Content starts
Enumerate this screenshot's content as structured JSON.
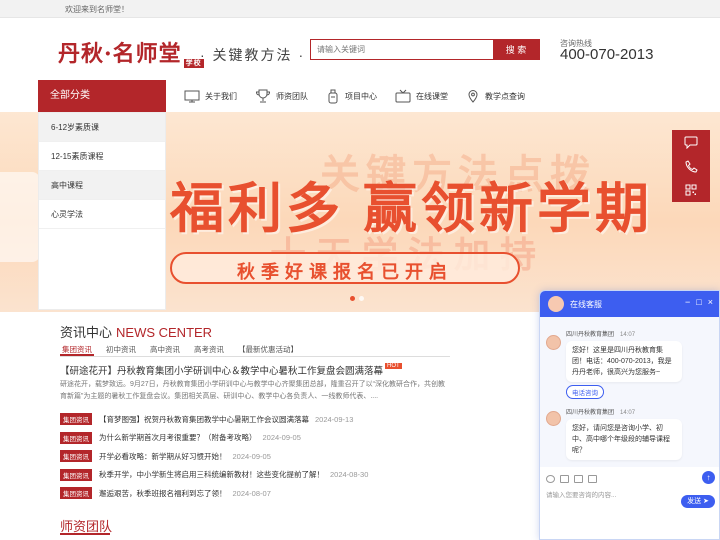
{
  "topbar": {
    "welcome": "欢迎来到名师堂！"
  },
  "header": {
    "logo_text": "丹秋·名师堂",
    "logo_tag": "学校",
    "slogan": "· 关键教方法 ·",
    "search_placeholder": "请输入关键词",
    "search_button": "搜 索",
    "hotline_label": "咨询热线",
    "hotline": "400-070-2013"
  },
  "category": {
    "title": "全部分类",
    "items": [
      "6-12岁素质课",
      "12-15素质课程",
      "高中课程",
      "心灵学法"
    ]
  },
  "nav": {
    "items": [
      {
        "label": "关于我们",
        "icon": "monitor-icon"
      },
      {
        "label": "师资团队",
        "icon": "trophy-icon"
      },
      {
        "label": "项目中心",
        "icon": "bottle-icon"
      },
      {
        "label": "在线课堂",
        "icon": "tv-icon"
      },
      {
        "label": "教学点查询",
        "icon": "pin-icon"
      }
    ]
  },
  "banner": {
    "ghost_line1": "关键方法点拨",
    "headline": "福利多 赢领新学期",
    "ghost_line2": "十天学法加持",
    "pill_text": "秋季好课报名已开启"
  },
  "news": {
    "title": "资讯中心",
    "title_en": "NEWS CENTER",
    "tabs": [
      "集团资讯",
      "初中资讯",
      "高中资讯",
      "高考资讯",
      "【最新优惠活动】"
    ],
    "feature_title": "【研途花开】丹秋教育集团小学研训中心＆教学中心暑秋工作复盘会圆满落幕",
    "feature_hot": "HOT",
    "feature_desc": "研途花开，载梦致远。9月27日，丹秋教育集团小学研训中心与教学中心齐聚集团总部，隆重召开了以“深化教研合作，共创教育新篇”为主题的暑秋工作复盘会议。集团相关高层、研训中心、教学中心各负责人、一线教师代表、....",
    "rows": [
      {
        "badge": "集团资讯",
        "title": "【育梦图强】祝贺丹秋教育集团教学中心暑期工作会议圆满落幕",
        "date": "2024-09-13"
      },
      {
        "badge": "集团资讯",
        "title": "为什么新学期首次月考很重要？（附备考攻略）",
        "date": "2024-09-05"
      },
      {
        "badge": "集团资讯",
        "title": "开学必看攻略：新学期从好习惯开始！",
        "date": "2024-09-05"
      },
      {
        "badge": "集团资讯",
        "title": "秋季开学，中小学新生将启用三科统编新教材！这些变化提前了解！",
        "date": "2024-08-30"
      },
      {
        "badge": "集团资讯",
        "title": "邂逅艰苦，秋季班报名福利到忘了领！",
        "date": "2024-08-07"
      }
    ]
  },
  "team": {
    "title": "师资团队"
  },
  "chat": {
    "title": "在线客服",
    "controls": [
      "−",
      "□",
      "×"
    ],
    "agent": "四川丹秋教育集团",
    "time1": "14:07",
    "msg1": "您好！这里是四川丹秋教育集团！电话：400-070-2013，我是丹丹老师，很高兴为您服务~",
    "chip": "电话咨询",
    "time2": "14:07",
    "msg2": "您好，请问您是咨询小学、初中、高中哪个年级段的辅导课程呢？",
    "fab": "↑",
    "input_placeholder": "请输入您要咨询的内容...",
    "send": "发送 ➤"
  },
  "colors": {
    "brand": "#b3262a",
    "chat": "#3d5ef0",
    "banner_accent": "#e8502f"
  }
}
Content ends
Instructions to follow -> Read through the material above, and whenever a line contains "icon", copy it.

Exercise output ->
        "icon": "monitor-icon"
        "icon": "trophy-icon"
        "icon": "bottle-icon"
        "icon": "tv-icon"
        "icon": "pin-icon"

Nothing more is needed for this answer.